“All of our athletes begin recreationally, in courses we do around the country for 5,000 adults and children. Most of our activities are not competitive, but for those with the talent and the will to do that, we give them equipment, coaching, support to go to national competitions, medical and psychological support – everything professional athletes need. I monitor their training program and speak to them every other day to make sure they have what they need and follow what they need to do,” says Solomon.
Gruberg, 42, tells ISRAEL21c that until a 1999 motorcycle accident left him unable to walk without crutches, he was a paunchy couch potato. Through Etgarim – and a lot of hard work — Gruberg became the national handcycling champion in his category.
Berkowitz, raised in France, lost both legs in a train accident at age 17. Now 44, she is the mother of two, a novelist and documentary filmmaker in addition to being a top Paralympic athlete who represented Israel in rowing at the 2008 Beijing Paralympics. Today, she is the Israeli handcycling champion in her category.
Cohen, a former fighter pilot, was paralyzed from the waist down in a car accident in 1992. An aficionado of extreme sports, Cohen was among the founders of Etgarim and became the Paralympic world champion in Sonar sailboats along with teammates Wexler, 49, who lost a hand in combat in Lebanon; and Efrati, 60, who lost part of his arm during the Yom Kippur War. Bolotin believes these three sailors are good bets for bringing home an Israeli Paralympic medal.
Watch for these winners
Three athletes who train at ILAN won silver medals in the 2008 Beijing Paralympics and are heading for London: swimmer Inbal Pizaro and wheelchair tennis partners Shraga Weinberg and Dr. Boaz Kramer.
Kramer, 34, directs ILAN’s Israel Sport Center for the Disabled in Ramat Gan, one of the largest centers of its kind in the world.

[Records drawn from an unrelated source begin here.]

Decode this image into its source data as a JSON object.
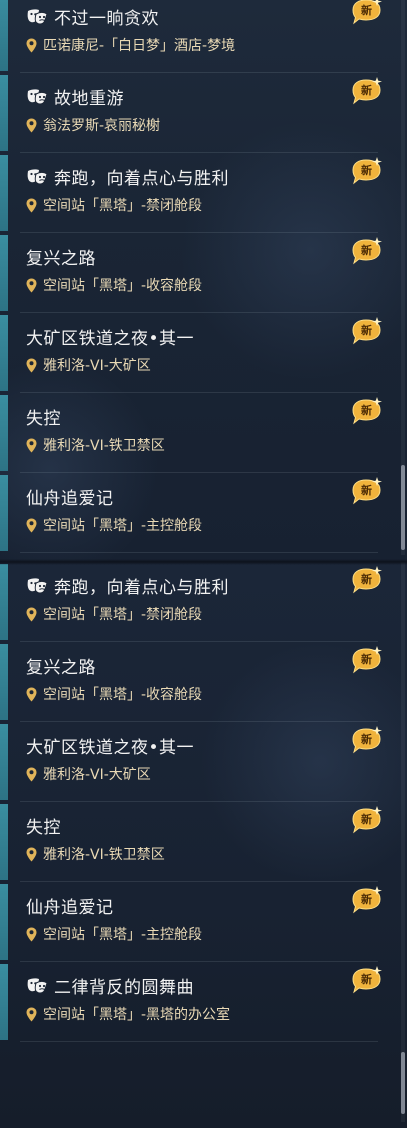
{
  "top_list": [
    {
      "title": "不过一晌贪欢",
      "location": "匹诺康尼-「白日梦」酒店-梦境",
      "has_mask_icon": true,
      "badge": "新"
    },
    {
      "title": "故地重游",
      "location": "翁法罗斯-哀丽秘榭",
      "has_mask_icon": true,
      "badge": "新"
    },
    {
      "title": "奔跑，向着点心与胜利",
      "location": "空间站「黑塔」-禁闭舱段",
      "has_mask_icon": true,
      "badge": "新"
    },
    {
      "title": "复兴之路",
      "location": "空间站「黑塔」-收容舱段",
      "has_mask_icon": false,
      "badge": "新"
    },
    {
      "title": "大矿区铁道之夜•其一",
      "location": "雅利洛-VI-大矿区",
      "has_mask_icon": false,
      "badge": "新"
    },
    {
      "title": "失控",
      "location": "雅利洛-VI-铁卫禁区",
      "has_mask_icon": false,
      "badge": "新"
    },
    {
      "title": "仙舟追爱记",
      "location": "空间站「黑塔」-主控舱段",
      "has_mask_icon": false,
      "badge": "新"
    }
  ],
  "bottom_list": [
    {
      "title": "奔跑，向着点心与胜利",
      "location": "空间站「黑塔」-禁闭舱段",
      "has_mask_icon": true,
      "badge": "新"
    },
    {
      "title": "复兴之路",
      "location": "空间站「黑塔」-收容舱段",
      "has_mask_icon": false,
      "badge": "新"
    },
    {
      "title": "大矿区铁道之夜•其一",
      "location": "雅利洛-VI-大矿区",
      "has_mask_icon": false,
      "badge": "新"
    },
    {
      "title": "失控",
      "location": "雅利洛-VI-铁卫禁区",
      "has_mask_icon": false,
      "badge": "新"
    },
    {
      "title": "仙舟追爱记",
      "location": "空间站「黑塔」-主控舱段",
      "has_mask_icon": false,
      "badge": "新"
    },
    {
      "title": "二律背反的圆舞曲",
      "location": "空间站「黑塔」-黑塔的办公室",
      "has_mask_icon": true,
      "badge": "新"
    }
  ],
  "colors": {
    "accent": "#3a8ea0",
    "title_text": "#f2f2f2",
    "location_text": "#e9d9b5",
    "badge_gold": "#f0b33c"
  },
  "icons": {
    "mask": "theater-mask-icon",
    "location": "map-pin-icon",
    "badge": "new-badge-icon"
  }
}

He’s a prime example of the kind of athlete Bolotin sees as Israel’s best hope for Paralympic fame: Born partially paralyzed in his left arm and both legs, Kramer began playing adapted sports when he was just five, excelling in wheelchair basketball and tennis.
Kramer and Weinberg will be joined by 28-year-old Noam Gershoni, who learned to play wheelchair tennis at Tel Aviv’s Beit Halochem after being severely wounded in a helicopter crash in the Second Lebanon War. Gershoni has competed successfully both against and with his Paralympic teammates in the past year.
“Our tennis delegation will be one of the strongest teams in the world,” predicts Bolotin.
Other athletes he’s expecting to do well are quadriplegic handcyclist Koby Leon; rifle shooter Doron Shaziri, who’s won a medal in every competition for the last 10 years including a bronze in Beijing; Gershoni in singles wheelchair tennis; and former swimming gold medalist Itzhak Mamistvalov, who uses only one arm because of cerebral palsy and recently broke two world records in his class.
Both Olympic and Paralympic medalists divide a pot of about NIS 10,000 in scholarship prizes. Recently, Israel’s Supreme Court ruled that Olympic and Paralympic activities must be equally funded. Solomon and Bolotin expect that when this ruling is fully implemented, it will significantly boost Israel’s chances of bringing home the gold.
Paralympic Games fast facts
|20 sports, 21 disciplines
|2.2 million tickets
|503 medal events
|6,500 media and broadcasters
|174 National Paralympic Committees
Israel’s 2012 Paralympic team
For news, features, videos and background information on the athletes, please visit olympics.israel21c.org.